A team led by Robert Boyd has demonstrated that the transparent, electrical conductor indium tin oxide can result in up to 100 times greater nonlinearity than other known materials, a potential ‘game changer’ for photonics applications.
Medical Center researchers have uncovered a new mechanism of bone erosion and a possible biomarker for rheumatoid arthritis. The group is the first to demonstrate that immune cells, called B cells, contribute directly to the breakdown of bone.
Medical Center researchers have developed a new and highly efficient method for gene transfer that could successfully deliver DNA into tens of thousands of cells simultaneously.
Joshua Dubler, assistant professor of religion, will spend the next two years pursuing the question of whether the prison itself is a necessary component of modern society.
A total of 13 members of the University community have won the Pulitzer Prize since the awards were established in 1917. Take this quiz to see if you can match the winners and the works for which they won?
Joseph F. Cunningham ’67 and his wife, Andrea, have created an endowed fund to support research, lectures, and public forums within the humanities.
Ten works of fiction and six poetry collections remain in the running for this year’s Best Translated Book Awards following the announcement of the two shortlists yesterday by Three Percent, the University’s translation-centric literary website.
In the posthumously published memoir Letter from a Young Poet, University poet Hyam Plutzik, describes early aspects of his efforts to become a poet.

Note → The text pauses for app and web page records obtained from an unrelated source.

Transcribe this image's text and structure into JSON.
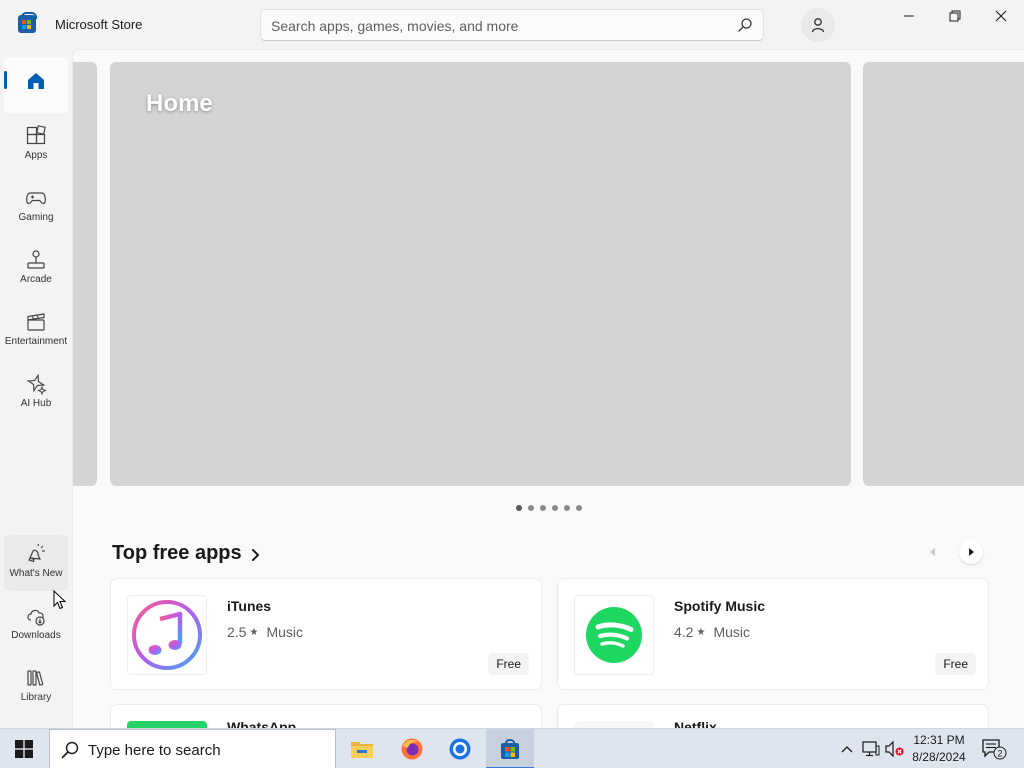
{
  "window": {
    "title": "Microsoft Store",
    "search_placeholder": "Search apps, games, movies, and more"
  },
  "sidebar": {
    "items": [
      {
        "label": "",
        "icon": "home-icon"
      },
      {
        "label": "Apps",
        "icon": "apps-icon"
      },
      {
        "label": "Gaming",
        "icon": "gamepad-icon"
      },
      {
        "label": "Arcade",
        "icon": "joystick-icon"
      },
      {
        "label": "Entertainment",
        "icon": "clapperboard-icon"
      },
      {
        "label": "AI Hub",
        "icon": "ai-sparkle-icon"
      }
    ],
    "bottom_items": [
      {
        "label": "What's New",
        "icon": "megaphone-icon"
      },
      {
        "label": "Downloads",
        "icon": "cloud-download-icon"
      },
      {
        "label": "Library",
        "icon": "library-icon"
      }
    ]
  },
  "hero": {
    "title": "Home",
    "page_count": 6,
    "active_page": 1
  },
  "top_free": {
    "title": "Top free apps",
    "apps": [
      {
        "name": "iTunes",
        "rating": "2.5",
        "category": "Music",
        "price": "Free",
        "icon": "itunes-icon"
      },
      {
        "name": "Spotify Music",
        "rating": "4.2",
        "category": "Music",
        "price": "Free",
        "icon": "spotify-icon"
      }
    ],
    "partial_apps": [
      {
        "name": "WhatsApp",
        "icon": "whatsapp-icon"
      },
      {
        "name": "Netflix",
        "icon": "netflix-icon"
      }
    ]
  },
  "taskbar": {
    "search_placeholder": "Type here to search",
    "apps": [
      "file-explorer-icon",
      "firefox-icon",
      "chrome-icon",
      "microsoft-store-icon"
    ],
    "time": "12:31 PM",
    "date": "8/28/2024",
    "notification_count": "2"
  },
  "colors": {
    "accent": "#005fb8",
    "spotify_green": "#1ed760",
    "hero_placeholder": "#d4d4d4"
  }
}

Workshops focusing on minority male achievement in Rochester will be held at the Simon Business School on Saturday, April 30. The theme this year is, “A Tale of 2 Cities: Being Who I Want To Be.”
From solar energy concentrators to portable braille readers, seniors at the Hajim School will showcase more than 70 projects during today’s annual Design Day. Senior design projects give Hajim students an opportunity to truly be engineers—working in teams to translate the knowledge and skills they’ve gained through classwork and lab exercises into functional prototypes that address specific challenges.
As people around the world begin to mourn the legendary musician and performer, rock historian John Covach remembers him as one of the “most important artists in American popular music during the last two decades of the twentieth century.”
Every day the University has an eye toward making tomorrow even better through sustainable contributions in recycling and waste reduction, ecology, energy, hazardous materials, construction, power plant operations, and purchasing, as well as groundbreaking research to improve the global environment.
Seligman is one of this spring’s 213 new members in one of the country’s oldest and most highly regarded honorary learned societies.